Mentions: A 44-year-old male with a history of multiple sclerosis presented to his orthopedist with left midfoot pain following a motorcycle accident. Radiographs performed at this time were interpreted as a minimally displaced medial cuneiform fracture and therapy with a short leg, non-weight bearing cast for 6 weeks was suggested. The patient continued to bear weight and experience pain, then sought a second opinion, at which time an MRI examination of the ankle was performed (Figure 4). Following the MRI, the patient was advised to stop weight bearing, which resulted in a resolution of his symptoms. No further MR imaging follow-up was obtained in this case.

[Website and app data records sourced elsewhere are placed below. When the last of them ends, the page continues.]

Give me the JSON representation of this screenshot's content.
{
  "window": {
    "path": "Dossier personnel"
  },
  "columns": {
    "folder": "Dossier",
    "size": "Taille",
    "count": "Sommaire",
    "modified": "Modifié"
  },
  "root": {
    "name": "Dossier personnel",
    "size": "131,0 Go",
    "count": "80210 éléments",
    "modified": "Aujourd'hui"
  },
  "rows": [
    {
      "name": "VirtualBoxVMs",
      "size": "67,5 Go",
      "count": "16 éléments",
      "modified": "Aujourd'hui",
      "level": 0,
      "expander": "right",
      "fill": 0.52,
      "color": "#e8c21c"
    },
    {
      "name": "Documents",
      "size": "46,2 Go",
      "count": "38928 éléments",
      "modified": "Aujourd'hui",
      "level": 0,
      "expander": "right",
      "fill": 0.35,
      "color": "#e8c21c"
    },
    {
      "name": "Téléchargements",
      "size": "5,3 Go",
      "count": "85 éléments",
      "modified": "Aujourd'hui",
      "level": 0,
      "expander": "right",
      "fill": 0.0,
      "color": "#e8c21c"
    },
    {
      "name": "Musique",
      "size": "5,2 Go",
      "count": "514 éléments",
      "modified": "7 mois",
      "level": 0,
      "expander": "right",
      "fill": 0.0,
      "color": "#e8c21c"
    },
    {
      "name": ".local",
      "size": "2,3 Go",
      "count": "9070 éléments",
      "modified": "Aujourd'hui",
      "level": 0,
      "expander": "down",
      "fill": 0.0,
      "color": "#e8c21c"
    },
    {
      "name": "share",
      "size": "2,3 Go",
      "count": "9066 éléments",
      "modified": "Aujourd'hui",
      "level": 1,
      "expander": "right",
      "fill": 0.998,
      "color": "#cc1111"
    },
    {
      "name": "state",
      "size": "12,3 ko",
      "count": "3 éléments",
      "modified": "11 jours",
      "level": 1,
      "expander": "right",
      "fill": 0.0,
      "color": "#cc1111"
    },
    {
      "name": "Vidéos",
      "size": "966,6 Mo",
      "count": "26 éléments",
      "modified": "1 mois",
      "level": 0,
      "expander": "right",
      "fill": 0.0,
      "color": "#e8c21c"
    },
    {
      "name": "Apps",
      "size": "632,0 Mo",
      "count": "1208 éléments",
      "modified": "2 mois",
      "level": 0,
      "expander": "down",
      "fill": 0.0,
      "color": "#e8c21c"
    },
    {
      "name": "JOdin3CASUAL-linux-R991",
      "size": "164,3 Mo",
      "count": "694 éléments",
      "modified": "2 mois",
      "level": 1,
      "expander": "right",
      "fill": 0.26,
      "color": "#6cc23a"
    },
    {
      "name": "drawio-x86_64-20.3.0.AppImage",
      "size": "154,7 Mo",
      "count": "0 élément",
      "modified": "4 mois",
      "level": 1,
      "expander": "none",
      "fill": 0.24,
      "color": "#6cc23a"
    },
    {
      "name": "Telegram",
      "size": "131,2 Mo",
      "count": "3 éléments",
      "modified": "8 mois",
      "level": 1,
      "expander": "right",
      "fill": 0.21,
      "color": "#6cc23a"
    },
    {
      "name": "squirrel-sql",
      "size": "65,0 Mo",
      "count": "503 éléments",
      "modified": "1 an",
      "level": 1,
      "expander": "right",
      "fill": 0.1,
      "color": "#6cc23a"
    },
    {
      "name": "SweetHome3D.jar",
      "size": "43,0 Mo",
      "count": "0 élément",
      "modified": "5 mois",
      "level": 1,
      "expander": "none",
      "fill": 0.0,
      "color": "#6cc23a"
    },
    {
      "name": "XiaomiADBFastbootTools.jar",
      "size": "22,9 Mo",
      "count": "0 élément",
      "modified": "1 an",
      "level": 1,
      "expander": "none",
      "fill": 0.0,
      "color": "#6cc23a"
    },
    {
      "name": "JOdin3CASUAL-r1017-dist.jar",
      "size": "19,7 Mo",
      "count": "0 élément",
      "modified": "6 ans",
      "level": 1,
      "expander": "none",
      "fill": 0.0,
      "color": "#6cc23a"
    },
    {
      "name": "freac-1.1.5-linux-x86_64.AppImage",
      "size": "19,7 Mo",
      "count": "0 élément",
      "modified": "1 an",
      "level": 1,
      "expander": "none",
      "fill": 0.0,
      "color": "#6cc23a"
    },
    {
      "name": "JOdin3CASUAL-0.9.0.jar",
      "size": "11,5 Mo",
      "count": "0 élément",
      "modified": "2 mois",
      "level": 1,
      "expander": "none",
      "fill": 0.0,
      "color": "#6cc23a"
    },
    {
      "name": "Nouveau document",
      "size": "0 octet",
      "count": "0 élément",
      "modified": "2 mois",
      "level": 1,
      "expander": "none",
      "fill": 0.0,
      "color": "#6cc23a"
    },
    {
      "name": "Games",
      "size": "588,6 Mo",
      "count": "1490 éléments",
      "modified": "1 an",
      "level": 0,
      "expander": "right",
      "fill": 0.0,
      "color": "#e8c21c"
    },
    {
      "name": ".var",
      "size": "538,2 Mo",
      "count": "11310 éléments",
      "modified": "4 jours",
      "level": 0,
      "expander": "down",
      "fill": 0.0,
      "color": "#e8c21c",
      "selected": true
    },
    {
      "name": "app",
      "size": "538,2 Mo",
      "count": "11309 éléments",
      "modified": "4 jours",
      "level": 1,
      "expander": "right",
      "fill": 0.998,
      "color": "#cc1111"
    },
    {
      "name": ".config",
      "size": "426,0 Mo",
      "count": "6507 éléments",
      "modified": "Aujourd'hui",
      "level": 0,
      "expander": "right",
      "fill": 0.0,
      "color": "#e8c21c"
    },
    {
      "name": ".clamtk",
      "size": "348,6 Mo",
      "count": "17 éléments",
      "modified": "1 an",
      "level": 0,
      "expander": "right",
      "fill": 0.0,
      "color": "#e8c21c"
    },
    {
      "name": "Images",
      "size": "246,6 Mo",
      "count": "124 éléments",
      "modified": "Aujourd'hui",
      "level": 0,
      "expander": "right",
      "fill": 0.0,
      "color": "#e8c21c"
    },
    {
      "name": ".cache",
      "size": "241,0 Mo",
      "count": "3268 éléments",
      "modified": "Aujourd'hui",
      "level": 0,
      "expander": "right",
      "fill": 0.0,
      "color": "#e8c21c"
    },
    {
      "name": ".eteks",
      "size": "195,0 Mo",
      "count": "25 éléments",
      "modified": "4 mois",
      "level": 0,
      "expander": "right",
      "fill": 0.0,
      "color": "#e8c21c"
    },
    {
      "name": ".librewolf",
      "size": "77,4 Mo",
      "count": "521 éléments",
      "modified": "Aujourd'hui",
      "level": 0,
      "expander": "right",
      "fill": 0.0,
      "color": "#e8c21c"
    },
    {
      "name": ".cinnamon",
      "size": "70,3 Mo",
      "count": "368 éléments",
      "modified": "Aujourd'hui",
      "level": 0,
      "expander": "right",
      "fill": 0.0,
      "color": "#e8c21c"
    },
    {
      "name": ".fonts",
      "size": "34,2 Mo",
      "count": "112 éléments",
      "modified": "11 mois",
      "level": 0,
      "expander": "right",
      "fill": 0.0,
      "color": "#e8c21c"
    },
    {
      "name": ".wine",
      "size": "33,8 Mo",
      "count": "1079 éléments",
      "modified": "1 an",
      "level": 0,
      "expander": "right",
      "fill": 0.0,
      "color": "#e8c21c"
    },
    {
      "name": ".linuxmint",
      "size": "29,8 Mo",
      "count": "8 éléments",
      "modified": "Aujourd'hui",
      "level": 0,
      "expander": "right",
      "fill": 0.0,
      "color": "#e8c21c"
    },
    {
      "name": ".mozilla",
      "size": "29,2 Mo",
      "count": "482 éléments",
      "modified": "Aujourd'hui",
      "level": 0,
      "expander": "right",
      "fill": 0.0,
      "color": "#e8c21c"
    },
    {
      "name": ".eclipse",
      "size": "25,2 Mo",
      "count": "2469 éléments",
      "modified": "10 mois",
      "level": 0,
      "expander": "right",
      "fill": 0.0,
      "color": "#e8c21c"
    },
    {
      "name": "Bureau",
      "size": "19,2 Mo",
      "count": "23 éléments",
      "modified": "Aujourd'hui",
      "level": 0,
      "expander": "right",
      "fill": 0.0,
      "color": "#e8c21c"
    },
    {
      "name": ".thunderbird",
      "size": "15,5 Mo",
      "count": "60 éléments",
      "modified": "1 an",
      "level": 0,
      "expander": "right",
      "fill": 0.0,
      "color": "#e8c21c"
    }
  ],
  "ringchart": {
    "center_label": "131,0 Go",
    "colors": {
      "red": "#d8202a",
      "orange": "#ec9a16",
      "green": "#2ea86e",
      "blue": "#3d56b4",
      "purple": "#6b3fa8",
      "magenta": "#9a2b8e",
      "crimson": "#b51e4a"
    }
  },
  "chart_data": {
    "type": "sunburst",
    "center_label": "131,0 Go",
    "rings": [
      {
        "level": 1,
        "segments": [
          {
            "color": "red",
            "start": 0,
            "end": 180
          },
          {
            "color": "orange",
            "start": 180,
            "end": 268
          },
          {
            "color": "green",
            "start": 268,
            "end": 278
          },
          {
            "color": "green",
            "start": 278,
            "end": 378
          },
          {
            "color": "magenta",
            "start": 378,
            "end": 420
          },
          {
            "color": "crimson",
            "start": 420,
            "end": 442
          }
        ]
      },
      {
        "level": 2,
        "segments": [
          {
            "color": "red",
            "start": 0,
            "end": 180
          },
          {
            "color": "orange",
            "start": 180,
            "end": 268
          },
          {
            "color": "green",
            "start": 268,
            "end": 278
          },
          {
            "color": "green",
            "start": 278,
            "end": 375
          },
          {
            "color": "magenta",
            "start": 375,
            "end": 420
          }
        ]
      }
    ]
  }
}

Magnetic resonance imaging findings in bipartite medial cuneiform - a potential pitfall in diagnosis of midfoot injuries: a case series.

Elias I, Dheer S, Zoga AC, Raikin SM, Morrison WB - J Med Case Rep (2008)

Sagittal T1 spin echo MR image (TR/TE = 700/9 ms) of case #3 demonstrates an oblique, hypointense fracture line (arrow) through the medial cuneiform, without significant displacement.
© Copyright Policy - open-access
Related In: Results  -  Collection

License
Show All Figures
getmorefigures.php?uid=PMC2542399&req=5

Figure 4: Sagittal T1 spin echo MR image (TR/TE = 700/9 ms) of case #3 demonstrates an oblique, hypointense fracture line (arrow) through the medial cuneiform, without significant displacement.
Mentions: A 44-year-old male with a history of multiple sclerosis presented to his orthopedist with left midfoot pain following a motorcycle accident. Radiographs performed at this time were interpreted as a minimally displaced medial cuneiform fracture and therapy with a short leg, non-weight bearing cast for 6 weeks was suggested. The patient continued to bear weight and experience pain, then sought a second opinion, at which time an MRI examination of the ankle was performed (Figure 4). Following the MRI, the patient was advised to stop weight bearing, which resulted in a resolution of his symptoms. No further MR imaging follow-up was obtained in this case.

Bottom Line: The bipartite medial cuneiform is an uncommon developmental osseous variant in the midfoot.It is important for orthopaedic foot and ankle surgeons, musculoskeletal radiologists, and for podiatrists to identify this osseous variant as it may be mistakenly diagnosed as a fracture or not recognized as a source of non-traumatic or traumatic foot pain, which may sometimes even require surgical treatment.A bipartite medial cuneiform is a rare developmental anomaly of the midfoot and may be the source of midfoot pain.

View Article: PubMed Central - HTML - PubMed

Affiliation: Department of Orthopaedic Surgery, Rothman Institute, Thomas Jefferson University Hospital, Philadelphia, PA, USA. ilanelias@hotmail.com.

ABSTRACT

Introduction: The bipartite medial cuneiform is an uncommon developmental osseous variant in the midfoot. To our knowledge, Magnetic Resonance Imaging (MRI) characteristics of a non-symptomatic bipartite medial cuneiform have not been described in the orthopaedic literature. It is important for orthopaedic foot and ankle surgeons, musculoskeletal radiologists, and for podiatrists to identify this osseous variant as it may be mistakenly diagnosed as a fracture or not recognized as a source of non-traumatic or traumatic foot pain, which may sometimes even require surgical treatment.

Case presentations: In this report, we describe the characteristics of three cases of bipartite medial cuneiform on Magnetic Resonance Imaging and contrast its appearance to that of a medial cuneiform fracture.

Conclusion: A bipartite medial cuneiform is a rare developmental anomaly of the midfoot and may be the source of midfoot pain. Knowledge about its characteristic appearance on magnetic resonance imaging is important because it is a potential pitfall in diagnosis of midfoot injuries.

No MeSH data available.


Related in: MedlinePlus